## Given data
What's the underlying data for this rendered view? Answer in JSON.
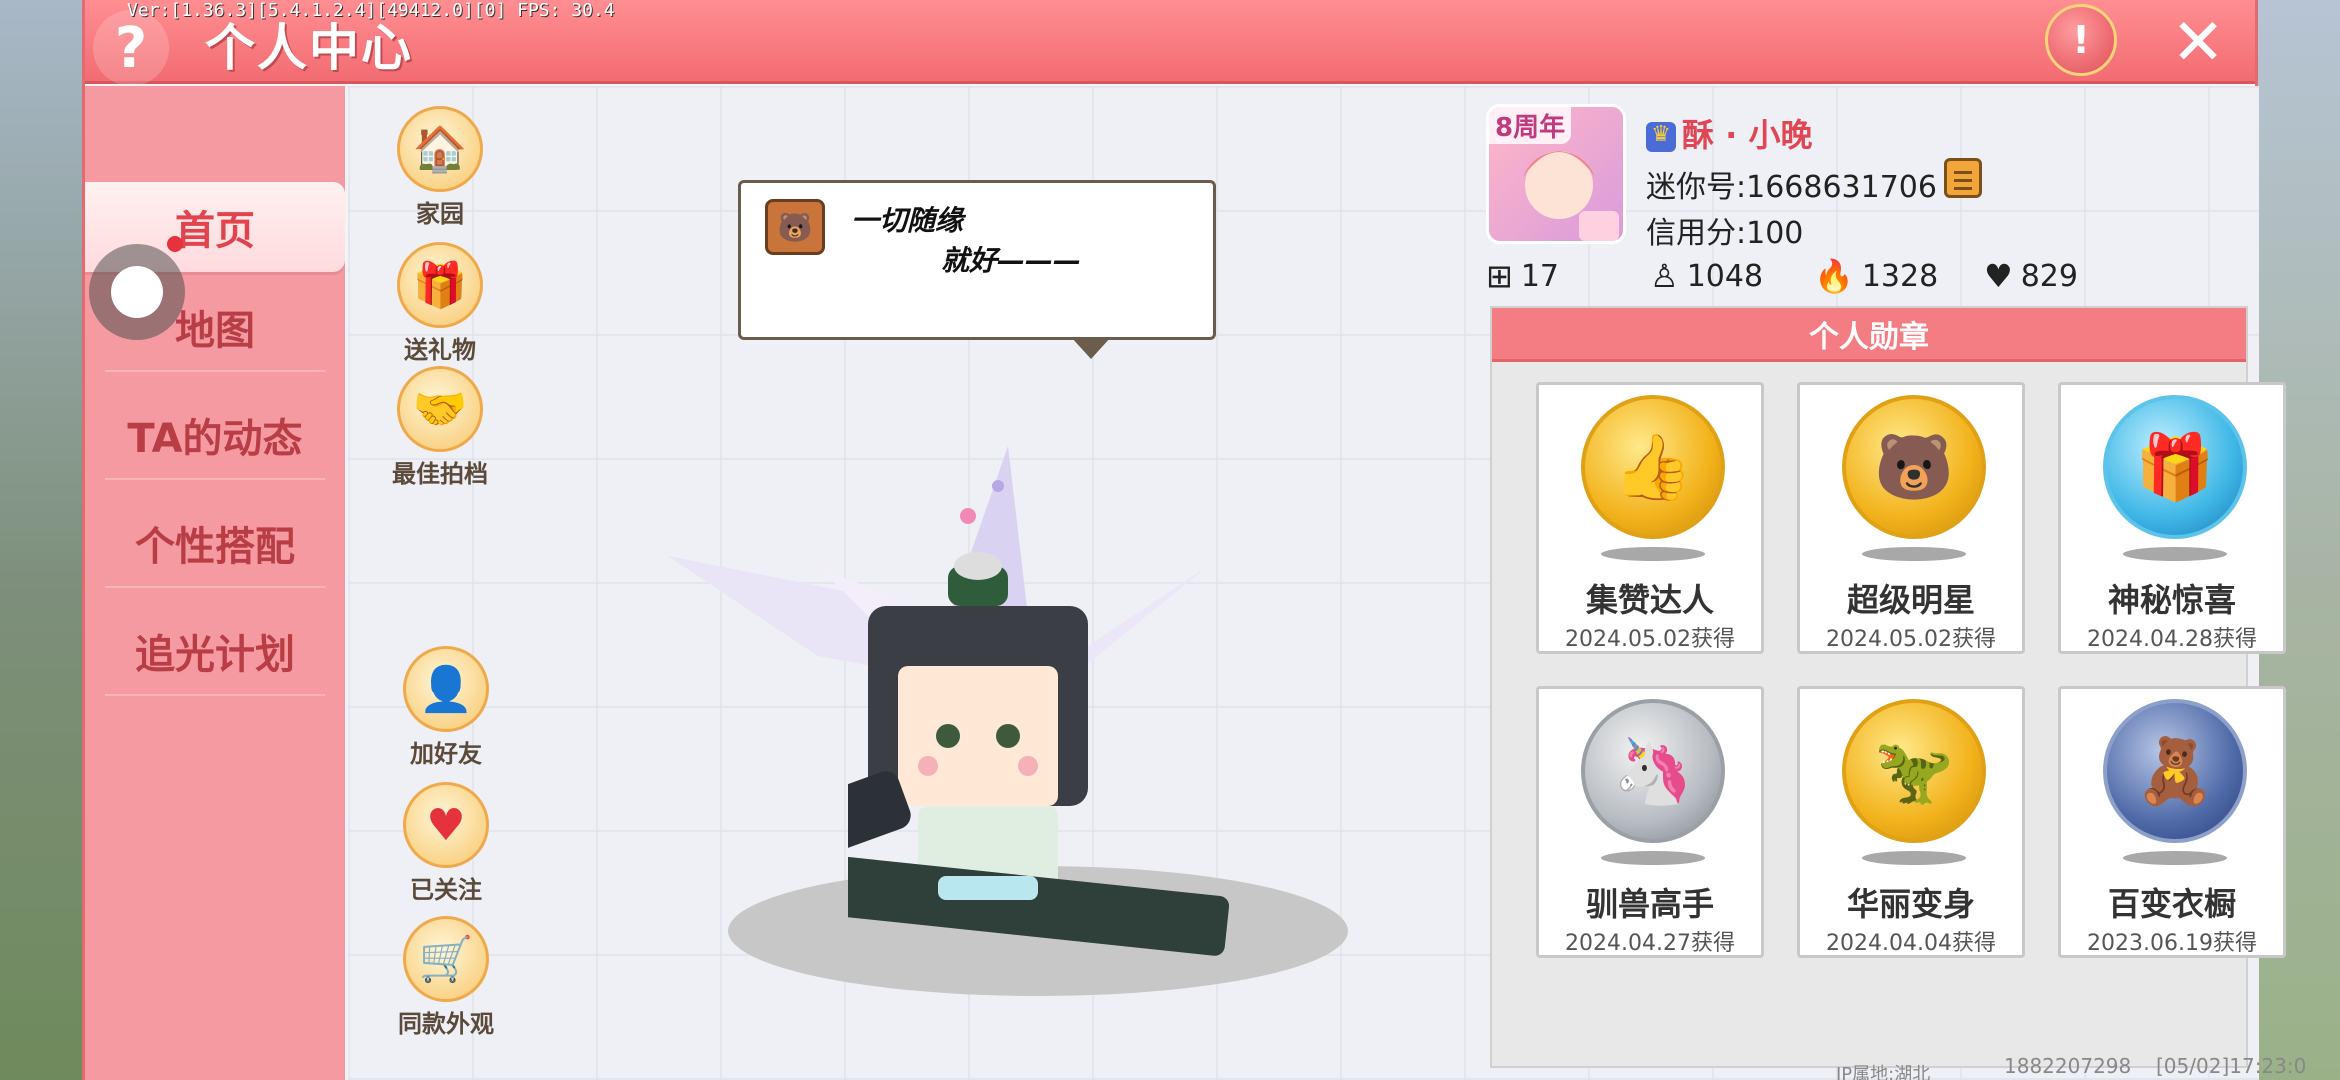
{
  "header": {
    "version": "Ver:[1.36.3][5.4.1.2.4][49412.0][0] FPS: 30.4",
    "title": "个人中心",
    "help_icon": "question-icon",
    "report_icon": "warning-icon",
    "close_icon": "close-icon"
  },
  "sidebar": {
    "items": [
      {
        "label": "首页",
        "active": true
      },
      {
        "label": "地图",
        "active": false
      },
      {
        "label": "TA的动态",
        "active": false
      },
      {
        "label": "个性搭配",
        "active": false
      },
      {
        "label": "追光计划",
        "active": false
      }
    ]
  },
  "actions_top": [
    {
      "label": "家园",
      "icon": "house-icon"
    },
    {
      "label": "送礼物",
      "icon": "gift-icon"
    },
    {
      "label": "最佳拍档",
      "icon": "handshake-icon"
    }
  ],
  "actions_bottom": [
    {
      "label": "加好友",
      "icon": "add-friend-icon"
    },
    {
      "label": "已关注",
      "icon": "heart-icon"
    },
    {
      "label": "同款外观",
      "icon": "cart-icon"
    }
  ],
  "speech": {
    "line1": "一切随缘",
    "line2": "就好———"
  },
  "profile": {
    "anniversary_badge": "8周年",
    "nickname": "酥 · 小晚",
    "mini_id": "迷你号:1668631706",
    "credit": "信用分:100"
  },
  "stats": [
    {
      "icon": "plus-flag-icon",
      "value": "17"
    },
    {
      "icon": "fans-icon",
      "value": "1048"
    },
    {
      "icon": "fire-icon",
      "value": "1328"
    },
    {
      "icon": "heart-stat-icon",
      "value": "829"
    }
  ],
  "medals": {
    "title": "个人勋章",
    "items": [
      {
        "name": "集赞达人",
        "date": "2024.05.02获得",
        "style": "gold",
        "icon": "thumbs-up-icon"
      },
      {
        "name": "超级明星",
        "date": "2024.05.02获得",
        "style": "gold",
        "icon": "star-bear-icon"
      },
      {
        "name": "神秘惊喜",
        "date": "2024.04.28获得",
        "style": "blue",
        "icon": "gift-box-icon"
      },
      {
        "name": "驯兽高手",
        "date": "2024.04.27获得",
        "style": "silver",
        "icon": "unicorn-icon"
      },
      {
        "name": "华丽变身",
        "date": "2024.04.04获得",
        "style": "gold",
        "icon": "dinosaur-icon"
      },
      {
        "name": "百变衣橱",
        "date": "2023.06.19获得",
        "style": "navy",
        "icon": "wardrobe-icon"
      }
    ]
  },
  "footer": {
    "ip": "IP属地:湖北",
    "uid": "1882207298",
    "time": "[05/02]17:23:0"
  }
}
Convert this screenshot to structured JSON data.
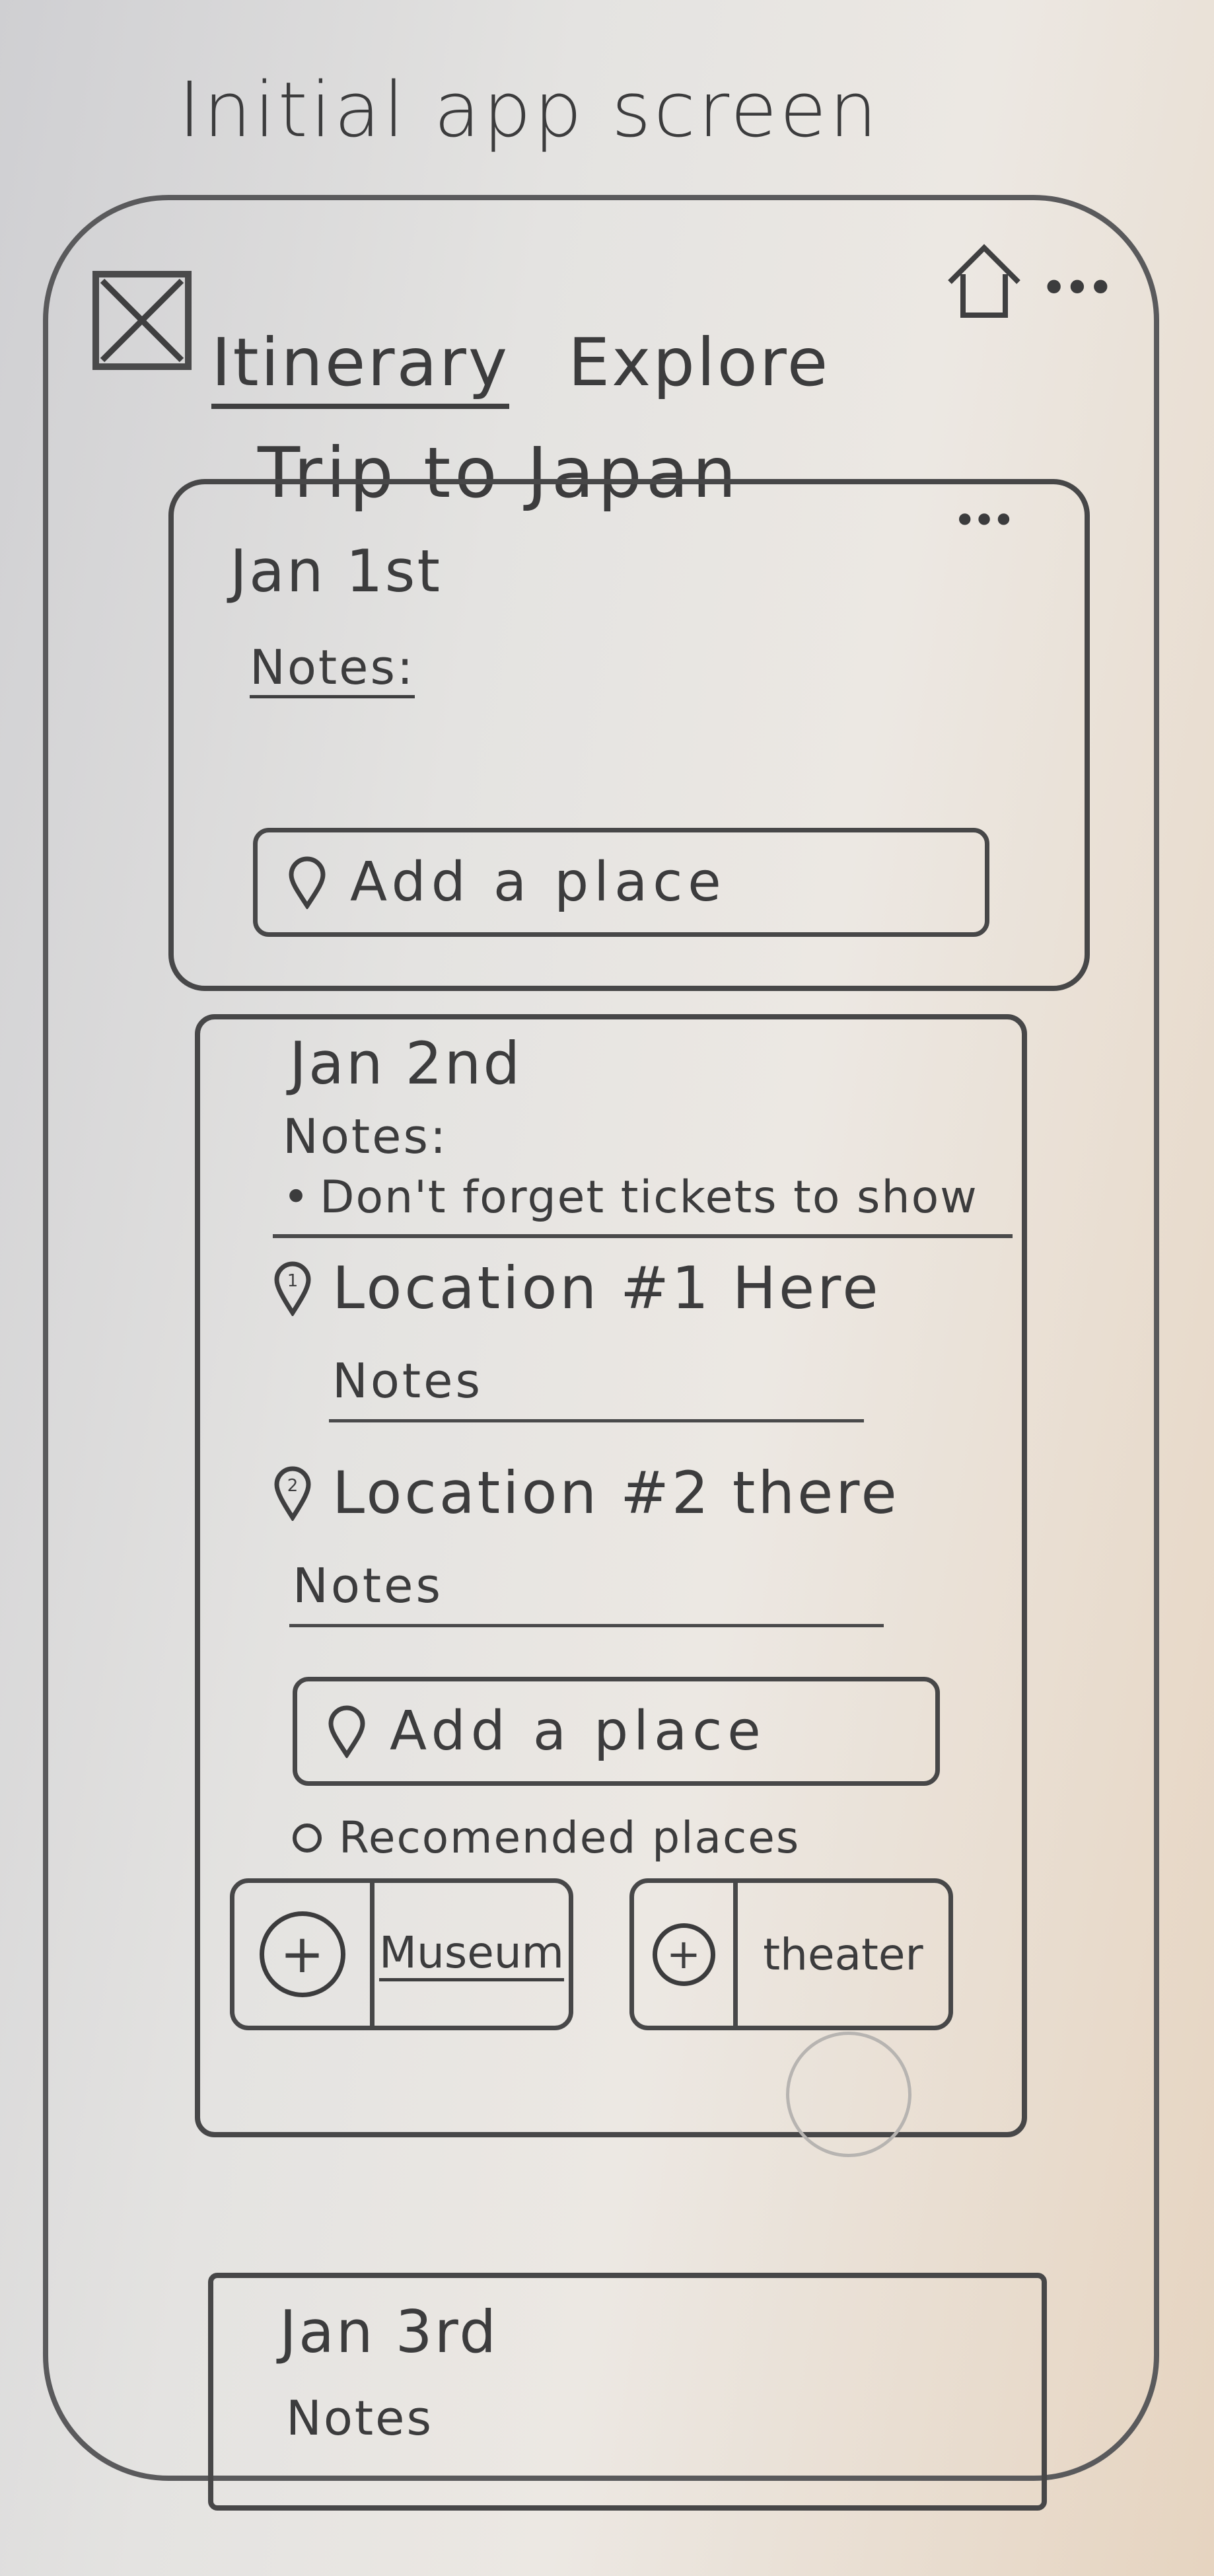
{
  "sheet_title": "Initial app screen",
  "header": {
    "tabs": [
      {
        "label": "Itinerary",
        "active": true
      },
      {
        "label": "Explore",
        "active": false
      }
    ],
    "more_label": "•••",
    "trip_title": "Trip to Japan"
  },
  "days": [
    {
      "date": "Jan 1st",
      "notes_label": "Notes:",
      "more_label": "•••",
      "add_place_label": "Add a place"
    },
    {
      "date": "Jan 2nd",
      "notes_label": "Notes:",
      "note_bullet": "Don't forget tickets to show",
      "locations": [
        {
          "number": "1",
          "name": "Location #1 Here",
          "notes_label": "Notes"
        },
        {
          "number": "2",
          "name": "Location #2 there",
          "notes_label": "Notes"
        }
      ],
      "add_place_label": "Add a place",
      "recommended_label": "Recomended places",
      "recommended": [
        {
          "name": "Museum"
        },
        {
          "name": "theater"
        }
      ]
    },
    {
      "date": "Jan 3rd",
      "notes_label": "Notes"
    }
  ],
  "colors": {
    "ink": "#3f3f40",
    "paper": "#e8e6e3"
  }
}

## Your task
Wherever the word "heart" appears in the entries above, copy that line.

## Answer to this exercise
      "icon": "heart-icon"
      "icon": "heart-stat-icon",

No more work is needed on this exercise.